H2 and O2 circuits schematic

The CSN F9 stores hydrogen and oxygen at high density in their cryogenic liquid form (respectively LH2 and LO2). Hydrogen is the propellant for the main engine and the maneuvering thrusters. Both fluids are consumed by the auxiliary fuel cells to provide emergency power.

CSN F9 space frigate: H2 and O2 circuits

H2 circuit

LH2 tanks

Hydrogen is stored in 3 tanks following the ship’s redundancy scheme with a total combined mass of 119 tons.

In each tank a sliding piston  separates the pressurant gas from the LH2 contents. The regulated 1 MPa applied pressure and 20 K temperature (-253°C) keep the contents in pure liquid state, with a storage density around 70 kg/m³.

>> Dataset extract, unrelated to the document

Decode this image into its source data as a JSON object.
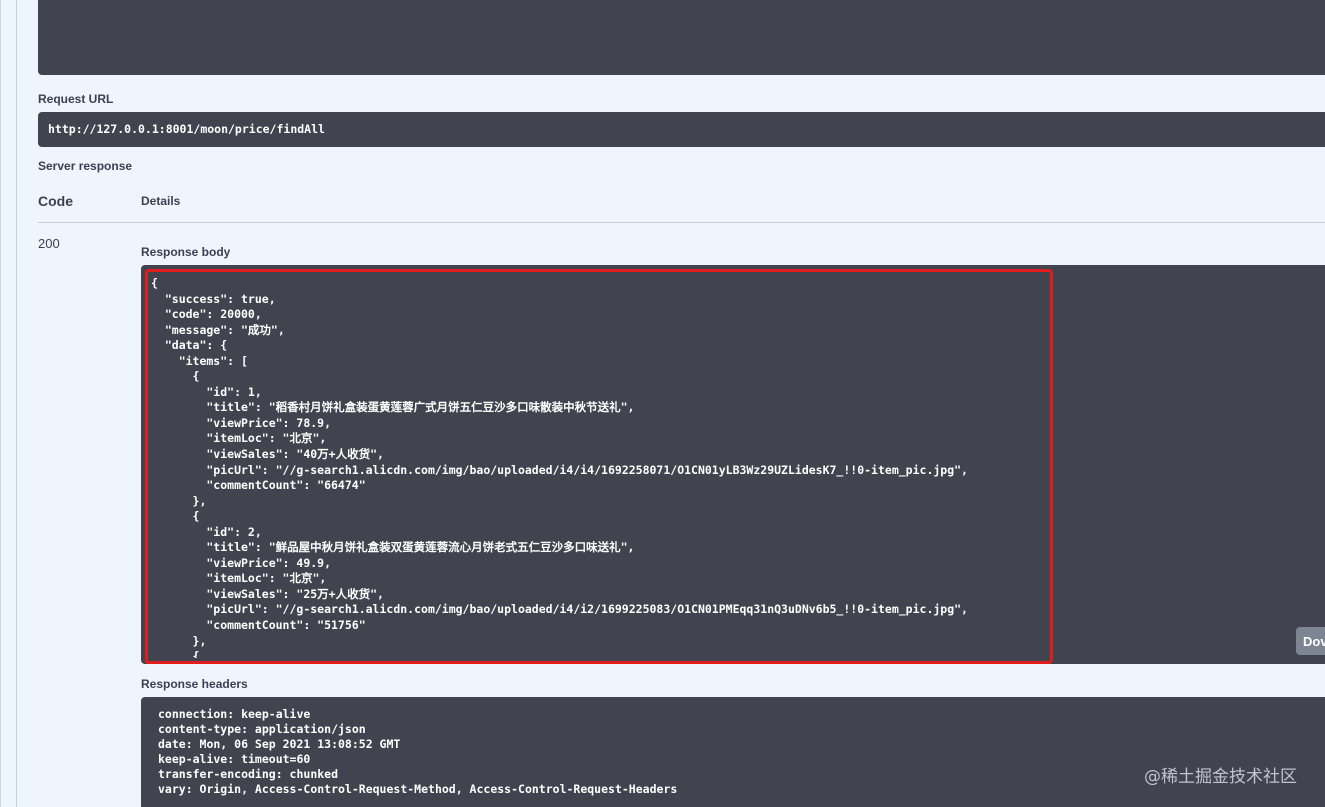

The tanks’ inner lining and walls provide a low permeation, excellent thermal insulation and high structural resistance. In case of abnormal thermal leakage a heat exchanger can help cool the contents using the ship’s cryogenic circuit. Nevertheless, should the LH2 temperature significantly increase the tanks are protected by 5 MPa pressure relief valves.

In normal conditions (1 MPa pressurization, 20 K) the tank’s contents are in pure liquid state. However in case of significant warming the hydrogen starts to evaporate and the pressure rises. Past 1 MPa the H2 vapor starts to push the tank’s piston and the pressurant back. If the process goes on the pressure eventually opens the relief valve and H2 is vented into space to prevent any risk of explosion (tank’s structural failure).

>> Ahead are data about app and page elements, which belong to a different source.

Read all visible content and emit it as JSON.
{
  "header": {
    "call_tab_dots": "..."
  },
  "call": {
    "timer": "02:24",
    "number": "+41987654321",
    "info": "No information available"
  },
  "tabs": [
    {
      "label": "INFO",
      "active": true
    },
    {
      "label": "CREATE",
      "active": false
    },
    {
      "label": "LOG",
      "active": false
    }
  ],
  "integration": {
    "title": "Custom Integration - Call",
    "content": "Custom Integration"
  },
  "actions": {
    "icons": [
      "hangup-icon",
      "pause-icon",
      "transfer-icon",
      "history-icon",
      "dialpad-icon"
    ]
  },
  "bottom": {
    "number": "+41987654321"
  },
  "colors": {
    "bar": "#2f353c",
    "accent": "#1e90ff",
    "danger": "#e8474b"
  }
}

Cryo pump and vaporizer

After exiting the main tank the liquid hydrogen then goes into a vaporizer and boils into a gaseous H2 flow. The corresponding absorbed heat is provided by the ship’s support structure and the process thus participates in cooling the main reactor equipment. However the dense network of heat exchangers in the vaporizer opposes a significant fluidic resistance to the flow. Accordingly a 500 kW pump increases the LH2 pressure at the vaporizer input so as to maintain a target 1.5 MPa pressure at the H2 manifold.

Pressurization System

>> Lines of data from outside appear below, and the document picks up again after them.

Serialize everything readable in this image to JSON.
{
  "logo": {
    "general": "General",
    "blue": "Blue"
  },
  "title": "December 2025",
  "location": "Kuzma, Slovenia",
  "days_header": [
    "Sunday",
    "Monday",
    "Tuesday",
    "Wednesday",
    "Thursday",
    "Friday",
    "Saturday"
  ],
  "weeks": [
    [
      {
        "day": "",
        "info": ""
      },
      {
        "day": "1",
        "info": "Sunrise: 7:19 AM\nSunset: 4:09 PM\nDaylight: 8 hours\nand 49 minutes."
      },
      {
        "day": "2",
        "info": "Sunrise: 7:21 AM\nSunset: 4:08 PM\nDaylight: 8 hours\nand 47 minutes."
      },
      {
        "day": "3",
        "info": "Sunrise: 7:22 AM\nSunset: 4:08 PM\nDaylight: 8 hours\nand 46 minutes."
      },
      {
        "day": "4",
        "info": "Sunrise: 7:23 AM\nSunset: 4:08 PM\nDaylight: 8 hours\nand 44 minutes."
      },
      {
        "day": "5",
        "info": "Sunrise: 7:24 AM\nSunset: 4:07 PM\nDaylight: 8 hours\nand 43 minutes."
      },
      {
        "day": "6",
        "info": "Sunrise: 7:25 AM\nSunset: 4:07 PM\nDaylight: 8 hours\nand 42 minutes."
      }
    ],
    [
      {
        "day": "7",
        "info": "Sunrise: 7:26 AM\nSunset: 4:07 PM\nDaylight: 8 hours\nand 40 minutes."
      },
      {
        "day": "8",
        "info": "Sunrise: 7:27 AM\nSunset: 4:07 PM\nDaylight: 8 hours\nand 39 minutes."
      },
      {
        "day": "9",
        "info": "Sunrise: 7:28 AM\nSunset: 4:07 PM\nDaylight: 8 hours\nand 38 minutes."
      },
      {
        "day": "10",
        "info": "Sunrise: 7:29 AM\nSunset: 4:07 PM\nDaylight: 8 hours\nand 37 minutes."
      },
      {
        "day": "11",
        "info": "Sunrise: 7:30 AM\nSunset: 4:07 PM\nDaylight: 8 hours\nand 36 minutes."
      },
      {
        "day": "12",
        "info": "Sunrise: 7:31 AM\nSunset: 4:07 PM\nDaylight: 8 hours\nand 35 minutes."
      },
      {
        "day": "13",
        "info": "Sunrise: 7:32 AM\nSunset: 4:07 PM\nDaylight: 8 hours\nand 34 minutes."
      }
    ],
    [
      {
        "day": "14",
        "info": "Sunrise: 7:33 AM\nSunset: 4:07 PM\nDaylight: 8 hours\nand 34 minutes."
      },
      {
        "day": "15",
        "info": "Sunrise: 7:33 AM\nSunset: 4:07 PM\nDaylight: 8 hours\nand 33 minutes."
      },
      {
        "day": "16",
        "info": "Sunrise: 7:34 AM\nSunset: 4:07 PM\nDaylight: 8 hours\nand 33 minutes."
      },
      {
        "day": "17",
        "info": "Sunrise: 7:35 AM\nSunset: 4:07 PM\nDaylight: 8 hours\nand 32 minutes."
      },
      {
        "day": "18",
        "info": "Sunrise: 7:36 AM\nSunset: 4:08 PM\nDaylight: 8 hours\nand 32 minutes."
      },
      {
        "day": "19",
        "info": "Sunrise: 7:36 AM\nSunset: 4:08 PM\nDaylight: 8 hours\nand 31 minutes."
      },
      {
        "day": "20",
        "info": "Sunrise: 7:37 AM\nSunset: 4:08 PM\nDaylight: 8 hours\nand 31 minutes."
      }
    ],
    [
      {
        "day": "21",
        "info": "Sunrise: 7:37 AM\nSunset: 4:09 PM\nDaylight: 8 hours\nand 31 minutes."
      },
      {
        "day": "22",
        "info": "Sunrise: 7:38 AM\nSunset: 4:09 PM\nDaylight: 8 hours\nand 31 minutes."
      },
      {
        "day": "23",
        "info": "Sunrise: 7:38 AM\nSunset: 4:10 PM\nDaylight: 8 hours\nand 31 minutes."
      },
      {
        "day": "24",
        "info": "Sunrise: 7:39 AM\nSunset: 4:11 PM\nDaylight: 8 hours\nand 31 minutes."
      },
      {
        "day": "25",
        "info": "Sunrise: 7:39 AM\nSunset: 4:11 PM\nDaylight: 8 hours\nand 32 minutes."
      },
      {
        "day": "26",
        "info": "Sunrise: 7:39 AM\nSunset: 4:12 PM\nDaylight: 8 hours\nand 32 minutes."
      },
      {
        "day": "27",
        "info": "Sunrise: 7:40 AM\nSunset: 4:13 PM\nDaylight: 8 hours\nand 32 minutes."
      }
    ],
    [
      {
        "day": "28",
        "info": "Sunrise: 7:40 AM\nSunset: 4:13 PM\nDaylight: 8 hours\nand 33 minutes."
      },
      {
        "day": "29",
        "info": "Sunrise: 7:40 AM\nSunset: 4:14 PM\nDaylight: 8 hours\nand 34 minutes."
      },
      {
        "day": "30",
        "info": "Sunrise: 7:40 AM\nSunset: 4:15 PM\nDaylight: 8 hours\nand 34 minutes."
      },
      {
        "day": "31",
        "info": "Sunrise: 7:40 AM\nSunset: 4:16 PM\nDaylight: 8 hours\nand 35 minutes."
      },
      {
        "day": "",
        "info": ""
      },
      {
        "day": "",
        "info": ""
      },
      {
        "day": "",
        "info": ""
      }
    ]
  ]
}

Two systems can provide the tank’s nominal pressurization (1 MPa):

  • Normal configuration: a pressure regulated bleed valve connects the H2 manifold (vaporizer exit) back to the pressurant manifold.
  • Backup: pressurization is provided by a high-pressure H2 tank (10 Mpa) and pressure regulated valve.

Valves and Switches

The table below summarizes the main controls in the H2 circuit and how they should be set in normal configuration.

LH2 balance and transfer

The contents in the three main tanks greatly influence the position of the ship’s center of mass (CoM). More specifically in case of imbalance the CoM moves away from the main axis which is also the thrust axis for the main engine. This is not an issue as the flight controller automatically adjusts the main thrust vector so as to cancel any average rotation torque.

However in certain circumstances it may be useful to transfer some contents from one tank to another in-flight, typically in case if a leak is detected:

  • Depressurize the destination tank:
    Pressurization Valve: CLOSED
    Pressurant Drain Valve: OPEN
  • Make sure the source tank is pressurized
  • Connect both tanks’ LH2 outlets via the corresponding LH2 cross-valve. You may want to isolate the other components from the manifold (unrelated LH2 valves and cryo-pumps CLOSED/OFF).
  • Wait for the desired amount of LH2 to be transferred, close the LH2 cross-valve, return to a normal configuration for the remaining active circuit.

O2 Circuit

The O2 circuit is completely similar to the H2 one. However it is normally left inactive unless the APU power is needed.

The CSN F9's cryo-fluids panel in normal configuration